- Tailor questions to the person you are interviewing. Follow up interesting leads.
- Always be polite. Don’t laugh if it’s not appropriate.
- Make sure you have all their contact details – their home phone number, office number, fax number, mobile number, weekend email address, holiday home address and phone number.
- Write up your interview as soon as you can.
Questioning for interview
- Answer the five Ws and H. Use lots of open questions: What happened? What happened next? Where did they go? What did they do then? How did they react?
- If you are adding colour to your story, slow the interview and get every detail you can. What happened at every moment? What did they see? The colours, the smells, the noises. Where were they standing? What were people wearing? What was the weather like?
- Sometimes silence is ok. People will automatically fill in gaps in a conversation.
What is a good quote?
- It says something more descriptive than you could write
- It says something unique
- It says something usual but in a unique manner
- It says something that the reader needs to hear verbatim from the source
Quotes bring the human element to stories.
How to get a good quote
Listen carefully to what an interviewee says, show you are interested in their story and follow up any promising leads. If you don’t listen, you will miss the quotes, and if you appear indifferent to a source, they will not give you their best.
Poor interview example
Q: Can you tell me what happened?
A: Yes, we had a fire in the stock room. It started around 1am. A couple of passers-by spotted smoke coming from the shop and let the police know.
Q: Do police know how it started?
A: We’re not sure how it started but we think it might have something to do with animal rights activists.
Q: How much damage was caused?
- Get a notebook (spiral bound is good). Date each day. Identify stories, and write names of interviewees clearly.
- You need to keep an accurate record of what is said during an interview. You can take everything down verbatim but it’s often not possible, and it’s a waste of time and effort. It’s better to recognise what is important and what isn’t.
- Take down relevant facts, any interesting anecdotes and strong quotes to illustrate the main themes.
- Ask them to repeat a statement. Flatter them: “That was interesting, could you say it again, I’d like to get it down properly.”
- Shorthand is good! If you’re keen, you can teach yourself shorthand – take a look at these T-Line tutorials on YouTube
- Record the date, time and location.

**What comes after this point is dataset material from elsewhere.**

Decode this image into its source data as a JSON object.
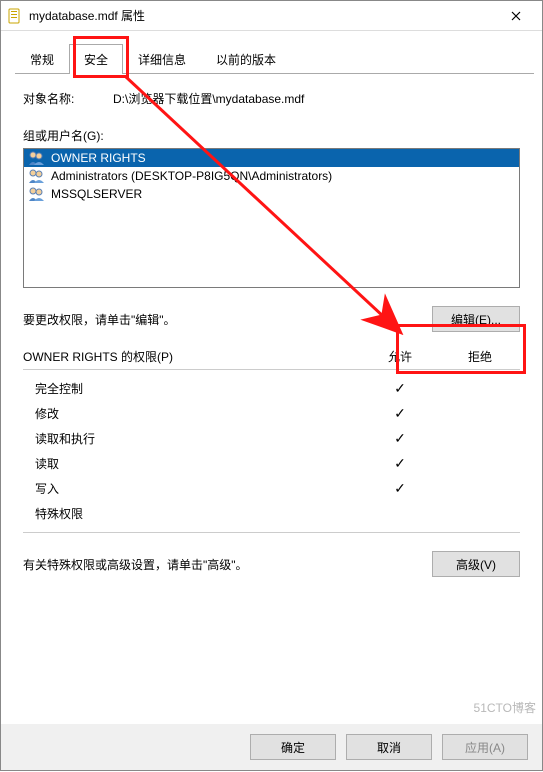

You need to keep your notebooks for possible reference down the track.
- Recording interviews can be handy but very time consuming.
Source: Practical Journalism, Helen Sissons (2006)
- Really useful – 12 basics of interviewing, listening and note-taking, from Poynter
- Ed’s Rules for interviewing, from Edward Champion’s Reluctant Habits
- The Art of the Pre-Interview, from Transom
SOME GOOD INTERVIEW EXAMPLES
” … like watching someone try to staple Jell-o to a wall …” Vox on “nightmare” interviewee Kellyanne Conway:
Jonathan Swan from Axios interviews President Donald Trump:
ABC 7.30 – Sarah Ferguson grills Joe Hockey:
ABC 7.30 – Artist Ben Quilty talks about saying goodbye to Myuran Sukumaran
Andrew Denton interviews actor Richard E. Grant, parts 1 and 2:
Leigh Sales interviews the Leader of the Opposition Tony Abbott (2013):
Read the notes about effective interviewing above, and watch the Swan-Trump interview. Discuss the points below.
- Was it an effective interview? Why or why not?
- What observations can you make about how the interview was conducted?
- What was the purpose of the interview?
- Does Swan follow a particular line of questioning?
- What is revealed in the interview?
- What questions would you ask if you had the opportunity to interview Trump?
Think about the interview you will conduct for your assessment. Start to develop ideas and some research. Bring to class next week:
- The name and occupation of the person you will interview
- A draft list of questions
- Ideas about where you will conduct the interview and how you will record it. Please remember we are following Department of Health guidelines for social distancing. You may book a studio by letting Natalie know beforehand.